  14. ^ Manuja Veerappa. "Bravo to set the stage on fire at Mysuru college". The Times of India (Bengaluru, India). Retrieved April 21, 2016. 
  15. ^ "NatWest Series, 2004 - 3rd match". 
  16. ^ "India in West Indies ODI Series, 2006 - 4th ODI". 
  17. ^ "India in West Indies ODI Series, 2006 - 5th ODI". 
  18. ^ "Sri Lanka in West Indies ODI Series, 2008 - 1st ODI". 
  19. ^ "England in West Indies ODI Series, 2009 - 3rd ODI". 
  20. ^ "Zimbabwe in West Indies ODI Series, 2010 - 4th ODI". 
  21. ^ "Zimbabwe in West Indies ODI Series, 2013 - 2nd ODI". 

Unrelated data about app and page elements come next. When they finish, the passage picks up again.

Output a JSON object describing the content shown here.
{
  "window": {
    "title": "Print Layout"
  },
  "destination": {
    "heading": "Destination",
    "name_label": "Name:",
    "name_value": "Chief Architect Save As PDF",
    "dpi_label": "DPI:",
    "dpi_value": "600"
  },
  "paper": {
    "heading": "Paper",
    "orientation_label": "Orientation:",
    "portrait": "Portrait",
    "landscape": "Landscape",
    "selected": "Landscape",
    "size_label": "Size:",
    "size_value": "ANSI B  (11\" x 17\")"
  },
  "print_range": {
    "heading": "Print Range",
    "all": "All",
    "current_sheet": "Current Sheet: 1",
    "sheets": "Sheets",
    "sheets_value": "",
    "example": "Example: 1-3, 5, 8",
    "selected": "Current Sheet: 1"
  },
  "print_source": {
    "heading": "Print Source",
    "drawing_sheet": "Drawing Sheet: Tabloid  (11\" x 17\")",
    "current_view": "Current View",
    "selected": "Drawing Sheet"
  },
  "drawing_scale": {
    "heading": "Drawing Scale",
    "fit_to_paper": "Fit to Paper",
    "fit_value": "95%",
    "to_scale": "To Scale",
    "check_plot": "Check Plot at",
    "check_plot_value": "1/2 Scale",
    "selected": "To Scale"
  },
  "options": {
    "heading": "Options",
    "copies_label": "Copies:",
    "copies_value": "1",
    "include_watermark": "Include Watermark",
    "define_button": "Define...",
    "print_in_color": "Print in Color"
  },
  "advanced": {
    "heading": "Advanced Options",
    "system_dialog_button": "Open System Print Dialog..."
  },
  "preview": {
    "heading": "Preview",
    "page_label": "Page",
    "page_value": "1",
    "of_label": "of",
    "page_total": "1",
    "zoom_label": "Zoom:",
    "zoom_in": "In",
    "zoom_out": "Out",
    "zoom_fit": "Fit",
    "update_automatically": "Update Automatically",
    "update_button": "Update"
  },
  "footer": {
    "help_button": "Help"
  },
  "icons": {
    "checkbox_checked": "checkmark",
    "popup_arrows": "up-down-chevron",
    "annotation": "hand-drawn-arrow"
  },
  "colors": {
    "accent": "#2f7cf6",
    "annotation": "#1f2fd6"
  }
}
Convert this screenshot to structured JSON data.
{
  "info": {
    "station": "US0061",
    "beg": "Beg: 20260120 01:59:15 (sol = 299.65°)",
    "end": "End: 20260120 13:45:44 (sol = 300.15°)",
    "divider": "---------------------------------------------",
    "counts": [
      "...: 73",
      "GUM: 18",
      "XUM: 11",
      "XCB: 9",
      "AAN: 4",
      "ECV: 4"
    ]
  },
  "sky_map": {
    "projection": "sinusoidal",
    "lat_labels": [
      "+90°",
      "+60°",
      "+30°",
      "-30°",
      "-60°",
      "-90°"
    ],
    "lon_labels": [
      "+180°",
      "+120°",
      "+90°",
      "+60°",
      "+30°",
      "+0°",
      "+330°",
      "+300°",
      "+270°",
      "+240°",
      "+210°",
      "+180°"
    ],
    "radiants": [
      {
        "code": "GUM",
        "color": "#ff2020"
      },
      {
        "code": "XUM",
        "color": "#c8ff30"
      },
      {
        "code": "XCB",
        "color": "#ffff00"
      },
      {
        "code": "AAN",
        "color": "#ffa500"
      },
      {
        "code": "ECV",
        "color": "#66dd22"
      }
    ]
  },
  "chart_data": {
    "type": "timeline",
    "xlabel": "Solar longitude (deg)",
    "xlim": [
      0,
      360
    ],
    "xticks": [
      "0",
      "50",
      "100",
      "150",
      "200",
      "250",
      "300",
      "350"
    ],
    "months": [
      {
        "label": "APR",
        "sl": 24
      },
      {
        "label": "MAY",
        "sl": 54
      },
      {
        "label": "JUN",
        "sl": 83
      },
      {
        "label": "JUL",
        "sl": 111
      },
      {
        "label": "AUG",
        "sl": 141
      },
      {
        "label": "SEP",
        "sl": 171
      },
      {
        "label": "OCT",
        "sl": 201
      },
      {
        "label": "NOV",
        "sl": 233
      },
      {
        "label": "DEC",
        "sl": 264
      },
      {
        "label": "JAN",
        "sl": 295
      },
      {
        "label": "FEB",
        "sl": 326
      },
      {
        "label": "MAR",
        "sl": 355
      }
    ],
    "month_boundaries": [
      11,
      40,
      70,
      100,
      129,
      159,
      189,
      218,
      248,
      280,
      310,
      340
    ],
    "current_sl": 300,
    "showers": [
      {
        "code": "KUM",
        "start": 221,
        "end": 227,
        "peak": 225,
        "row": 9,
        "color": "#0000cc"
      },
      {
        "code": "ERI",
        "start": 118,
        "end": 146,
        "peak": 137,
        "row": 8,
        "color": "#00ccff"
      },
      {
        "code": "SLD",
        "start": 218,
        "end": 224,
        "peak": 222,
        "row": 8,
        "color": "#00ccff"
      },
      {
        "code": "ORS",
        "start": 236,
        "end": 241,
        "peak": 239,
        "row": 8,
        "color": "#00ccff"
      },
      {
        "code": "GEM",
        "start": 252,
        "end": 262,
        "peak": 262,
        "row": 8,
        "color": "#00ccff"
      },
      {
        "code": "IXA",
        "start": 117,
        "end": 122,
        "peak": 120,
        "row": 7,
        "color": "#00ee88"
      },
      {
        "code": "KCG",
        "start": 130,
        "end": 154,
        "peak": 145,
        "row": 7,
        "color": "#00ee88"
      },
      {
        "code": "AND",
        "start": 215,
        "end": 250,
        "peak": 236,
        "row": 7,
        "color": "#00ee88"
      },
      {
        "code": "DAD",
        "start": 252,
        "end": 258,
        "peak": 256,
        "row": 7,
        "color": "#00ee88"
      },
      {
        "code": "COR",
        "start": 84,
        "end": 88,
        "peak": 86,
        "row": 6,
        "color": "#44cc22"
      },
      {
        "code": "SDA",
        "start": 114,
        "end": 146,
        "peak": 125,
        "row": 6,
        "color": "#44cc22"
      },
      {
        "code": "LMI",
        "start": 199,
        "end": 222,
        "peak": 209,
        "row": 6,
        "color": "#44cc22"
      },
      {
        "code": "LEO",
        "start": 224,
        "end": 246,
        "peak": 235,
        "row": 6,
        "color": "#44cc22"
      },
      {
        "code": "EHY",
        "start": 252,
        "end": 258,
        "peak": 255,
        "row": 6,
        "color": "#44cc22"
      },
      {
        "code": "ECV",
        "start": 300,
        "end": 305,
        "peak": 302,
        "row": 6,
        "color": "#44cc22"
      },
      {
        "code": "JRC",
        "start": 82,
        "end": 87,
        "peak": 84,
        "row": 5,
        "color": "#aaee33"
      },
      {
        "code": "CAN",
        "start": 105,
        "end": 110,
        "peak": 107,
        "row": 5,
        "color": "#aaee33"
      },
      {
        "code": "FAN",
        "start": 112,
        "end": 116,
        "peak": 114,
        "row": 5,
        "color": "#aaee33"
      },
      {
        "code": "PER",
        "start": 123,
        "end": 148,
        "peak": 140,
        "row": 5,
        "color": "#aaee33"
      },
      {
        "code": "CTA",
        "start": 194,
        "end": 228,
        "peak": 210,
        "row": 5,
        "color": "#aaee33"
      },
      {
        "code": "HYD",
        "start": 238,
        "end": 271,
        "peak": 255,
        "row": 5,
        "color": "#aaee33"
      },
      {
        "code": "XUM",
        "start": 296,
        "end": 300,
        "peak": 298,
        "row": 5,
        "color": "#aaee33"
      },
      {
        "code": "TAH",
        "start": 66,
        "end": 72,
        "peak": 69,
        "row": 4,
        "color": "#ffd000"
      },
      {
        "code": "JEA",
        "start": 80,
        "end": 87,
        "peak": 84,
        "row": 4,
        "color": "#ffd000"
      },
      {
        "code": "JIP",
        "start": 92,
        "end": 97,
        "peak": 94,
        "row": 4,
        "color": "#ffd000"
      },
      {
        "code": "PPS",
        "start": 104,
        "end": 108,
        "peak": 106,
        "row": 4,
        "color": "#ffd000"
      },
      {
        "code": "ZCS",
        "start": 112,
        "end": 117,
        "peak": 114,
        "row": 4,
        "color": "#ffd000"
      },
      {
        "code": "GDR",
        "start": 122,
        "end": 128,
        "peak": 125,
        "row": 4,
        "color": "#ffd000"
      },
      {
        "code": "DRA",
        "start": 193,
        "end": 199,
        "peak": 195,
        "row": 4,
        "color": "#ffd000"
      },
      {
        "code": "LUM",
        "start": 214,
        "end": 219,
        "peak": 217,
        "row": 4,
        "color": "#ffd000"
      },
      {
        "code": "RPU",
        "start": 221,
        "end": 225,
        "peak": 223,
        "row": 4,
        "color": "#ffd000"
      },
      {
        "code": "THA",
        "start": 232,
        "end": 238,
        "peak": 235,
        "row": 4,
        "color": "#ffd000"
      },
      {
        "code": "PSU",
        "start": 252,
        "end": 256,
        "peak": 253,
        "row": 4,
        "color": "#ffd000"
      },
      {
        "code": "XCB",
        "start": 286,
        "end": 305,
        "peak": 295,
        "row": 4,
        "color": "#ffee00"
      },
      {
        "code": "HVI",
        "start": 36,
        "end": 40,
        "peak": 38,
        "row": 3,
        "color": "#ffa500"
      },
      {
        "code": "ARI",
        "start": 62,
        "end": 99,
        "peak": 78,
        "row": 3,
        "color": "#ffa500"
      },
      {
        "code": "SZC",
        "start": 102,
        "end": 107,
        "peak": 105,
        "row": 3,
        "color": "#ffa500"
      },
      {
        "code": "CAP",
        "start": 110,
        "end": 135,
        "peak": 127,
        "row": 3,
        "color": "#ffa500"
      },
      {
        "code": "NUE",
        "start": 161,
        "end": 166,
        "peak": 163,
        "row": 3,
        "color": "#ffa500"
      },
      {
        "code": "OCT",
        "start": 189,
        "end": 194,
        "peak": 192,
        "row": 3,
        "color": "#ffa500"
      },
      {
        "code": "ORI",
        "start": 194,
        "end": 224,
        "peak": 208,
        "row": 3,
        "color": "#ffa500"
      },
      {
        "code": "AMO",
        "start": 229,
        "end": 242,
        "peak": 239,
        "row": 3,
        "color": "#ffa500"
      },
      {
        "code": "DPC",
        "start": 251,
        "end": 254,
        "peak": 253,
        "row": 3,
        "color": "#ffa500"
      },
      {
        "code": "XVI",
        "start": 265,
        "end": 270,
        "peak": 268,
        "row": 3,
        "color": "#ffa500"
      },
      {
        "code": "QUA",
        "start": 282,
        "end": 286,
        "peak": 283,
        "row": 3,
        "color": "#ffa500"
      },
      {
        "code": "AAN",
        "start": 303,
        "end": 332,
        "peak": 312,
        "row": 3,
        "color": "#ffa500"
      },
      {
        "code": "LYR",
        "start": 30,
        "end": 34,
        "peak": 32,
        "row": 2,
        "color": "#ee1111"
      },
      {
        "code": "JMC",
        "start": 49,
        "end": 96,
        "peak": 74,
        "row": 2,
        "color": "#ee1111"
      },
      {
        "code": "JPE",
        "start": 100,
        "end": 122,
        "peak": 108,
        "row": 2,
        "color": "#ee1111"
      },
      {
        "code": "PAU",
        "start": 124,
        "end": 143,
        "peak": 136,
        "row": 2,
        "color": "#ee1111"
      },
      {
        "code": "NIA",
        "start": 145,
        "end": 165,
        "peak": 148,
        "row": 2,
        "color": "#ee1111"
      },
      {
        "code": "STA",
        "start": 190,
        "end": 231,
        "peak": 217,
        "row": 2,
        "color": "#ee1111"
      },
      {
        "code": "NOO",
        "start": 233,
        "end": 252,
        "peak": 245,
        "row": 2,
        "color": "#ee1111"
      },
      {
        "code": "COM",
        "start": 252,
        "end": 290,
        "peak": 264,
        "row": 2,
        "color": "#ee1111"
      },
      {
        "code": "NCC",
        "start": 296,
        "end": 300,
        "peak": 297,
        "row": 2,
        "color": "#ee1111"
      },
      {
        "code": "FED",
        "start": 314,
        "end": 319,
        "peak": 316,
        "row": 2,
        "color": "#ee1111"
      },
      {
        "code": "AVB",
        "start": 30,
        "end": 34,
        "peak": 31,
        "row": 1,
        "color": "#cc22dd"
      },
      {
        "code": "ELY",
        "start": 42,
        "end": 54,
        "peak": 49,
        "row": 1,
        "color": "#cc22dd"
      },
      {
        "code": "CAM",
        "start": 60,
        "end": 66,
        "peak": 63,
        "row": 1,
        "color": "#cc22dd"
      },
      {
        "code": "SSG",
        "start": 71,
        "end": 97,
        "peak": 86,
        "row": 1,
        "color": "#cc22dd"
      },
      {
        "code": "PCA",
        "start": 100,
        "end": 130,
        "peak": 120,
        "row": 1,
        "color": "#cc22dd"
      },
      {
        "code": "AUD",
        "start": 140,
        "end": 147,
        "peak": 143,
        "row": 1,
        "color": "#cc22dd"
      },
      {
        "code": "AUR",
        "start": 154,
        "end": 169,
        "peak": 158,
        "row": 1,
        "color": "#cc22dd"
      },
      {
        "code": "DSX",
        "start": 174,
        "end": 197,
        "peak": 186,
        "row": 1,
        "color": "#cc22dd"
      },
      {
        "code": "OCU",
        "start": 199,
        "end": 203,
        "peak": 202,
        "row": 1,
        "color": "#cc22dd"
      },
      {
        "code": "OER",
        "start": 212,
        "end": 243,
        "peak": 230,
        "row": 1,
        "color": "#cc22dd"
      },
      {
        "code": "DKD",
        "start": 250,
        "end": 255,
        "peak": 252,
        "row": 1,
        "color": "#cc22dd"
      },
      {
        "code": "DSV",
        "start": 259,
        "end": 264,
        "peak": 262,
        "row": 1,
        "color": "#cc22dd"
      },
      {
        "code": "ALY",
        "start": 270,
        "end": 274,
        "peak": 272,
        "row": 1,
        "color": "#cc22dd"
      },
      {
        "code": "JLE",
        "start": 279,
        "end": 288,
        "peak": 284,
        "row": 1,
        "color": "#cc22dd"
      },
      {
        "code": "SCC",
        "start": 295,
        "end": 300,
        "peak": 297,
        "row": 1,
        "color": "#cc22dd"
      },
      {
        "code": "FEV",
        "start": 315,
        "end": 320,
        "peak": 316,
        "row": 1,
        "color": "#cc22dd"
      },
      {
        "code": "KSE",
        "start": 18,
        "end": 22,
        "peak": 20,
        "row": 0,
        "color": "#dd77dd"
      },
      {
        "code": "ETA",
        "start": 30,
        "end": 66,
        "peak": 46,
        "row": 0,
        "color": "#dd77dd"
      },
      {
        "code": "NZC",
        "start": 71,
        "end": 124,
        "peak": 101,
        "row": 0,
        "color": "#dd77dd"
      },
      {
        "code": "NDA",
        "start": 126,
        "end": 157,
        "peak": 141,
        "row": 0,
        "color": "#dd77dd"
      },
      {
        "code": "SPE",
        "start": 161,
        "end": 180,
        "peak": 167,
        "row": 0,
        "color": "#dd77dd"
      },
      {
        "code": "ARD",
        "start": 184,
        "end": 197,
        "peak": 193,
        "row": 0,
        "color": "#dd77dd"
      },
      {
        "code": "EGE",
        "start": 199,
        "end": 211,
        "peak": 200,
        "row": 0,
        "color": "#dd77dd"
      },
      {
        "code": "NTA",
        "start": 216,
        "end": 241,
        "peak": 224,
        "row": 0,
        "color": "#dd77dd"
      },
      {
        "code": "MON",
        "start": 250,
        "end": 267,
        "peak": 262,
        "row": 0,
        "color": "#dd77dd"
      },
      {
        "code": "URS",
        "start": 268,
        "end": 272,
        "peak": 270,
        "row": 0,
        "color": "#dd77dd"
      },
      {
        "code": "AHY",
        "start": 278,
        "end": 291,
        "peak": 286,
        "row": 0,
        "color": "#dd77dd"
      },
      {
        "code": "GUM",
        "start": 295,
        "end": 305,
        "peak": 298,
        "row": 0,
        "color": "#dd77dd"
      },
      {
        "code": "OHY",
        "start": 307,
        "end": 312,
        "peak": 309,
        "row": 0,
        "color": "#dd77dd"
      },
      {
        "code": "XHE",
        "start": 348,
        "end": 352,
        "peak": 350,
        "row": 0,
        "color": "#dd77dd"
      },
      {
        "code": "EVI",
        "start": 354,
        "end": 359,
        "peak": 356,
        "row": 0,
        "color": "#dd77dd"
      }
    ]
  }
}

  22. ^ "West Indies in New Zealand ODI Series, 2014 - 5th ODI". 
  23. ^ "Ireland in West Indies ODI Match, 2014". 
  24. ^ "England in West Indies ODI Series, 2014 - 1st ODI". 
  25. ^ "ICC World Twenty20 - 16th match, Group E – India v West Indies Scorecard". ESPNcricinfo. 25 February 2015. Retrieved 12 March 2015. 
  26. ^ "ICC World Twenty20 - 32nd match, Group 2 - West Indies v Pakistan Scorecard". ESPNcricinfo. 27 February 2015. Retrieved 12 March 2015. 
  27. ^ "West Indies in Sri Lanka T20I Series, 2015 - 2nd T20I Scorecard". ESPNcricinfo. 12 November 2015. Retrieved 12 November 2015. 

External links[edit]